It was mocked when it first appeared a few days ago. But now the White House commemorative coin — the one struck to mark the great peace summit between President Donald Trump and “Supreme Leader” Kim Jong Un — will go down in history. Like the famous “Inverted Jenny” — a 1918 stamp with the image of an airplane printed upside down — the coin has already become a collectible. It pompously marks an event that isn’t going to happen, and its price will rise sharply as a result.
The other results of the canceled summit are less amusing. Remember, Trump’s withdrawal from the Iran nuclear deal didn’t automatically return the Middle East to where it was before the pact was signed in 2015: It returned us to a worse place. We’re now unable to reimpose sanctions on Iran because the coalition that enforced them is broken. Trump’s withdrawal from the Kim summit doesn’t return the Korean Peninsula to status quo ante either. We do not live in the same world that we lived in on March 7, the day before a plan for the now-canceled summit was announced. Actions have consequences.

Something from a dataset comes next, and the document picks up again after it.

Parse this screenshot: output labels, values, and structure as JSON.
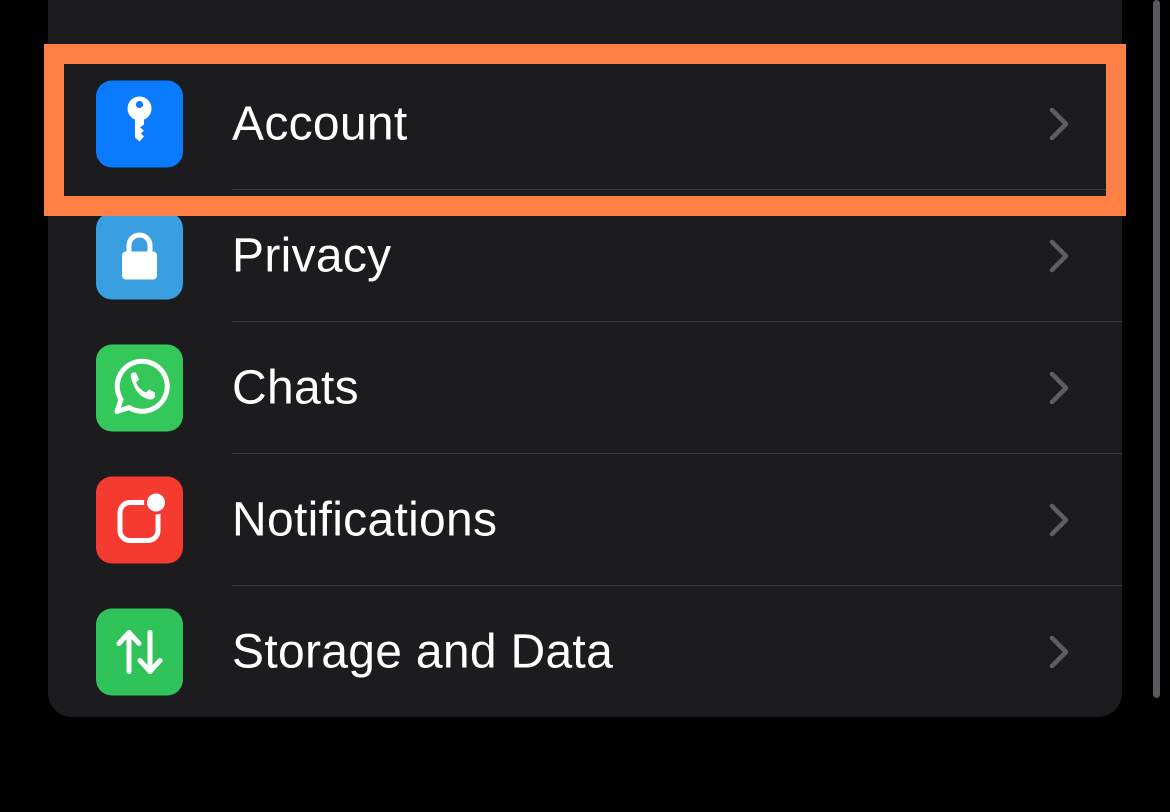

Here’s a list of them.
We don’t have the credibility that we had before. This is the most important consequence of Trump’s impulsive decisions, first to agree to a summit with no warning, and then to cancel the summit with no warning. The one “card” the United States has always held on the Korean Peninsula was its military presence, coupled with the presumption that, if provoked or attacked, U.S. forces would respond. Now that it’s clear how eager Trump was for a summit, how much he wanted the Nobel Peace Prize that Fox News promised him, and how rapidly he pivoted from calling Kim “Rocket Man” and “maniac” to “very open” and “very honorable,” any further bluster from the president will just sound ludicrous.
A U.S. president’s ignorance has been on naked display. I was with apolitical Polish friends in Warsaw just after the summit cancellation was announced. Normally they don’t pay much attention to North Korea, but this time they were filled with questions: Doesn’t Trump have any advisers? Kim is a famously unpredictable leader from a famously unpredictable country; shouldn’t someone have warned the president that Kim might start spouting threats again? It’s easy to forget, inside the United States, that everyone else around the world is also watching the president, also following his thoughtless actions, and also drawing the conclusion that he’s not listening to expert advice, or any advice. Other national leaders — in Russia, China, Europe — who may negotiate with the United States in the near future are also watching, and also drawing conclusions: This is a man who is easily tricked, easily swayed — and easily spooked into changing course.
The North Korean leader’s prestige and legitimacy are enhanced. The bizarre language of Trump’s letter to Kim is worth a few moments of analysis. “I was very much looking forward to being there with you,” wrote the U.S. president to one of the bloodiest dictators on the planet. “I felt a wonderful dialogue was building up between you and me.” He also thanked Kim for the release of three American hostages — “a beautiful gesture” — which ignores the fact that it was the North Korean police who brutally and illegally captured the hostages in the first place. Like all dictators, Kim is perennially insecure; now he has less reason to be so.
The maintenance of sanctions is now more difficult. Sanctions are a tricky diplomatic tool: They only stand a chance of succeeding if the sanctioned country believes that they will be imposed consistently, unanimously and over a long period. The United States has proven itself to be an inconsistent player; the president cannot be trusted to follow any course for a long time; he might abandon or reverse policy on the Korean Peninsula at any moment. As was the case with Iran, the whiplash changes in U.S. policy leave regional allies in an impossible position. He either forgot or didn’t bother to tell the South Koreans that he was changing his mind. Why should South Korea, or indeed China, pay the economic price of sanctions if the United States might drop the ball again at any moment? Everyone now has reasons to strike separate deals with North Korea, to cut out the United States and ignore our interests. Whatever happens, our Asian alliances are weakened.
The story might have other weird side effects. It could emerge that national security adviser John Bolton was trying to sabotage the summit through reckless commentary. Yes, there are always a lot of different voices on U.S. foreign policy; it’s not unusual for Congress or state officials to strike different notes.
But in this administration, it isn’t even clear that people in the Executive Office Building share the same strategy. Worse, it is not even clear that the president himself knows what that strategy is.
Anne Applebaum is a Washington Post columnist, covering national politics and foreign policy, with a special focus on Europe and Russia. She is also a Pulitzer Prize-winning historian and a professor of practice at the London School of Economics. She is a former member of The Washington Post’s editorial board.